The brewery has welcomed the Grand Rapids Ghost Hunters, which recorded plenty of electrometer activity. One member reported seeing the apparition of an old man.
Andrus doesn’t seem to believe the Mitten’s ghost is linked to the building’s history. He instead cited a theory from John Keel’s The Mothman Prophecies that states if paranormal entities exist, they’re all connected to each other.
“Without getting too metaphysical, if these things are real, ghosts, Bigfoot, the supernatural, I believe they’re all the same phenomenon,” Andrus said. “Keel posited that they’re some sort of cosmic pranksters. He was figuring out why we can see monsters in New Jersey and dragons in Scotland—not everyone is crazy or seeing something.
“I’m intrigued that there is something more than what we can see and know.”
Even without a ghost, the 19th century firehouse adds its own character to Mitten’s brewery. Owing in part to a lack of funds at the outset,, Andrus and Trierweiler kept elements of the building’s bones as aesthetic reminders of its history..Emphasizing their desire to restore rather than remodel, they’ve kept the building intact and have decorated it in a way that tells the story of the nearly 130-year-old firehouse, from the footprint bar to the pub brewhouse in the former horse stable.
“The worst thing you can do is come into a beautiful old building like this and see drywall,” Andrus said. “The bones are beautiful. They’re a little crooked, a little sloppy, and a little old, but then again so am I. We didn’t have the money to make everything slick, shiny and new. And in a time with venture capital and overbuilding in the industry built on camaraderie and do-it-yourself, I still feel this is the best place to be.”
When Mitten Brewing opened in 2012, Andrus and Trierweiler were worried it might have been too late to enter the industry. Instead they opened at the perfect time for their less-than-polished business model and beer. Friends since childhood, with no hospitality experience and decent homebrews, theirs is the quintessential craft brewery story.
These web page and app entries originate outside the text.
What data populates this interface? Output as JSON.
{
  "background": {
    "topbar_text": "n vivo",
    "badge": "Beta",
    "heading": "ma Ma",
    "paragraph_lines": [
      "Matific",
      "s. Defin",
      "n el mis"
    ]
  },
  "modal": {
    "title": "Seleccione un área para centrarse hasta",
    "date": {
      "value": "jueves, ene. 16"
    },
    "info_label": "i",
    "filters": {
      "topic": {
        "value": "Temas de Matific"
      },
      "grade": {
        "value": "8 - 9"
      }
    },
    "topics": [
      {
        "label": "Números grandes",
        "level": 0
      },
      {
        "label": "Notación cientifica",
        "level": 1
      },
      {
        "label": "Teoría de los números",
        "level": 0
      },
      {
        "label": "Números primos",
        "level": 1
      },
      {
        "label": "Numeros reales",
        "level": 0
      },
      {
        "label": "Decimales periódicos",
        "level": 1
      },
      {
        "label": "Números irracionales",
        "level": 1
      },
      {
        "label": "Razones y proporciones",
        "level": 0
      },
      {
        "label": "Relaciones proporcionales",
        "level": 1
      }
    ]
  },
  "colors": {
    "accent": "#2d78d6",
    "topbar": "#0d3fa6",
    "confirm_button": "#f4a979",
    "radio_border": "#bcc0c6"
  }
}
Rather than invest their profits into fancy building renovations and merchandise, they kept it bare bones. It’s paid off, winning a medal at the 2016 World Beer Cup for its Triple Crown Brown and the gold medal this year at Great American Beer Festival for their West Coast Swing Amber.
“In 2012, it was still possible for guys like us and allowed a learning curve,” Andrus said. “We were aware of our shortcomings and spent the first four years reinvesting everything into the brewing process. That’s how you go from average homebrews to a gold medal at GABF and hosting Oprah at your place.
“It’s not that long ago, but the way we did it probably isn’t possible now.”
Mitten Brewing is now approaching its sixth anniversary in November, now with a production facility and taprooms in Northport and Saugatuck, Michigan—but first, Andrus gets to celebrate his favorite month.
“Halloween is the one day—for enthusiasts, really a month—that you can let your freak flag fly for this kind of stuff and blend in,” he said. “You can feel like the veil is thinner between our world and the spirit world, maybe just because of the attention, but it feels like all sorts of crazy things are going on.”
Illustration by Remo Remoquillo